In the data below, count how many lines contain "title" and give that number by itself.

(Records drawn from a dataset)
Content starts

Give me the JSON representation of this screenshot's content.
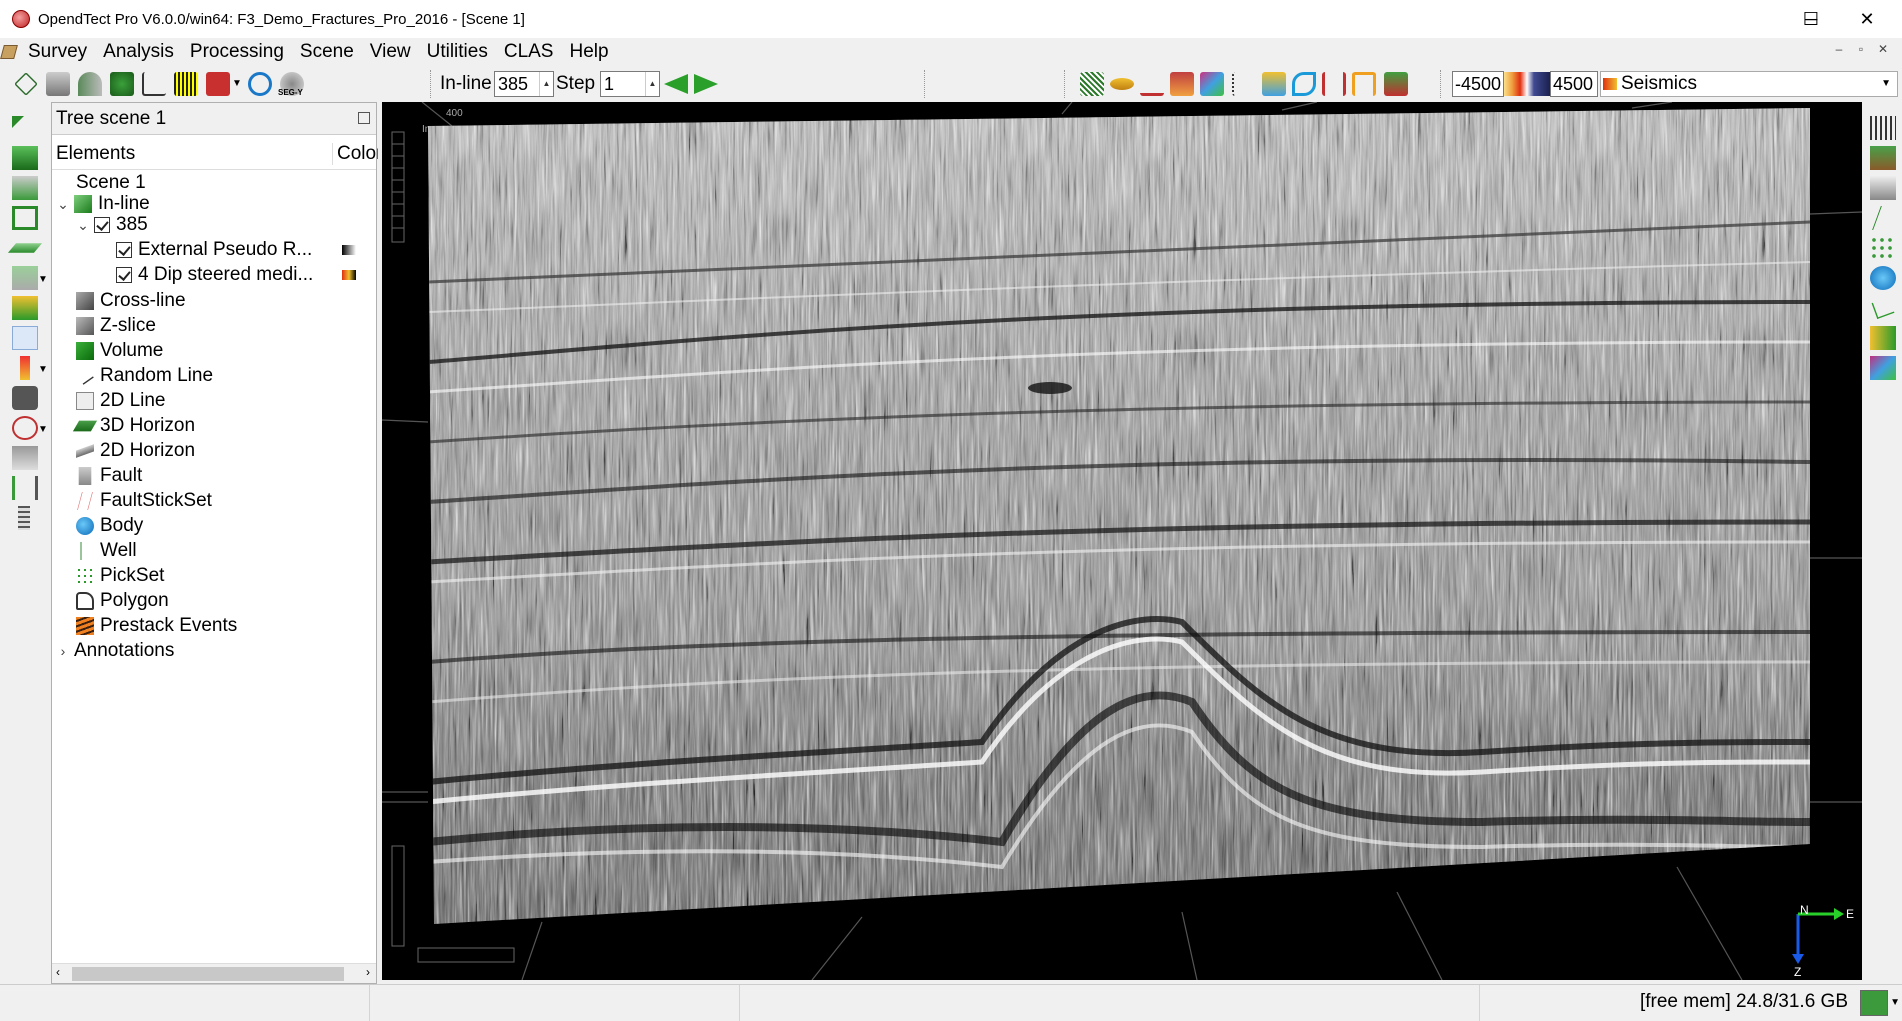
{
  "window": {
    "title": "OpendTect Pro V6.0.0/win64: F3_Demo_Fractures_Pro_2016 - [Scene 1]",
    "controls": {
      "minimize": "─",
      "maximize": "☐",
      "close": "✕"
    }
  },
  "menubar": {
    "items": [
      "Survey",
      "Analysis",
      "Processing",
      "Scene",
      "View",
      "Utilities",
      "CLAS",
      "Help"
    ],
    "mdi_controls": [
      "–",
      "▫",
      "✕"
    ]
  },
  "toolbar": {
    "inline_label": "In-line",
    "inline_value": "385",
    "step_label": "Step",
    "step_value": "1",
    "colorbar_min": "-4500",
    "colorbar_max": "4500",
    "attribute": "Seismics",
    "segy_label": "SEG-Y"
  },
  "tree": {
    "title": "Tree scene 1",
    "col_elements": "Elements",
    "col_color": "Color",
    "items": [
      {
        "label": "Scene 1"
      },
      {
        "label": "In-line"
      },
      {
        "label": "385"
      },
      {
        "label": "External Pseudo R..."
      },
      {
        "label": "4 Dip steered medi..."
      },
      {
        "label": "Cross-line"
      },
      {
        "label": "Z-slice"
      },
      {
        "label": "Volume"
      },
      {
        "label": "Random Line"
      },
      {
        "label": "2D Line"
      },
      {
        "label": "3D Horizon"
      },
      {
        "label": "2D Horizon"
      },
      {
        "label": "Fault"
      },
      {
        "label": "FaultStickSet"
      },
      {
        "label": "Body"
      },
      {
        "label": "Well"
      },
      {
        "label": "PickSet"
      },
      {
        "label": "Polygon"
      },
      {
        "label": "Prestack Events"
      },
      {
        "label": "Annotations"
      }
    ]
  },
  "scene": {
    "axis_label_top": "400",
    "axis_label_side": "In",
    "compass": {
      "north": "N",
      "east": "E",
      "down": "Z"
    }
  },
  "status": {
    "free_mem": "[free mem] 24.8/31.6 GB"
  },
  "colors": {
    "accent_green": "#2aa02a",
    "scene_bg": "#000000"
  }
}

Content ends
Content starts

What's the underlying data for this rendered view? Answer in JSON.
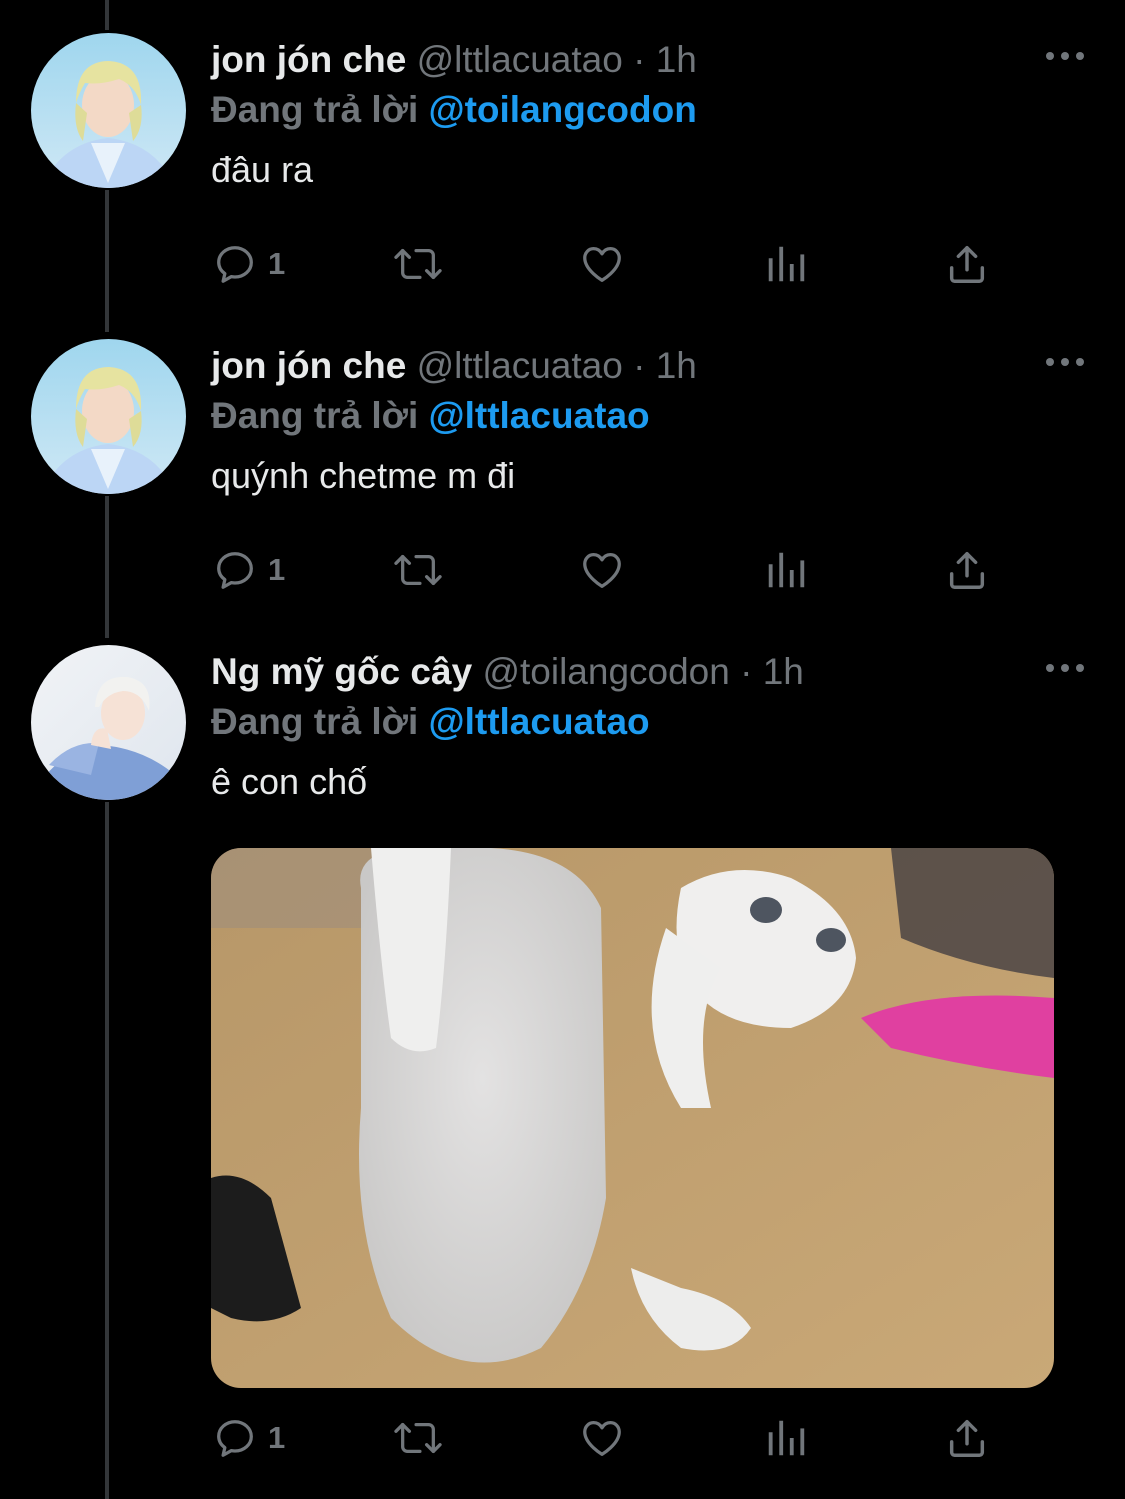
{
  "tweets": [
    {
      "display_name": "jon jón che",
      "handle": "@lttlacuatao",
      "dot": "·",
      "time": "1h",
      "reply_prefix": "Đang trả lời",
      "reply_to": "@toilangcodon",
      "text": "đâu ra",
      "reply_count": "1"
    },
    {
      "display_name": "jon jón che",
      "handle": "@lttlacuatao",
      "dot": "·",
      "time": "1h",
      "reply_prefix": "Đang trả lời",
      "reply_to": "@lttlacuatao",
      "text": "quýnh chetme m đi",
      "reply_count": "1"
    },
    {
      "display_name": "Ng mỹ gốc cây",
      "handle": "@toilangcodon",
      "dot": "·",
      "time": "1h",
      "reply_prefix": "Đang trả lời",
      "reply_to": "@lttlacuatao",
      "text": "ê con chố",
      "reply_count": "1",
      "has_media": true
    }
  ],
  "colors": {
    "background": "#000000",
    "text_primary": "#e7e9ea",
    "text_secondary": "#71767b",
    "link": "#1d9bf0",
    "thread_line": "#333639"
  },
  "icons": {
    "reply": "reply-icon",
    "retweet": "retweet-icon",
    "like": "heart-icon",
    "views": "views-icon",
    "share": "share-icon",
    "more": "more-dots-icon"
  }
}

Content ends
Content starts

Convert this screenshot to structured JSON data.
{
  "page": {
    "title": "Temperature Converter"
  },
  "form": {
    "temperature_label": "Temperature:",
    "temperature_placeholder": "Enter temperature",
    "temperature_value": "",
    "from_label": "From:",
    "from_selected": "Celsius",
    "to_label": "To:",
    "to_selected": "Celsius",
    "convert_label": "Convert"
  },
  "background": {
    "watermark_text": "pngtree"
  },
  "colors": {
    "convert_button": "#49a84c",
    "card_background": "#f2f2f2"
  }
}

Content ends

**REPLY TO THE EXERCISE**
3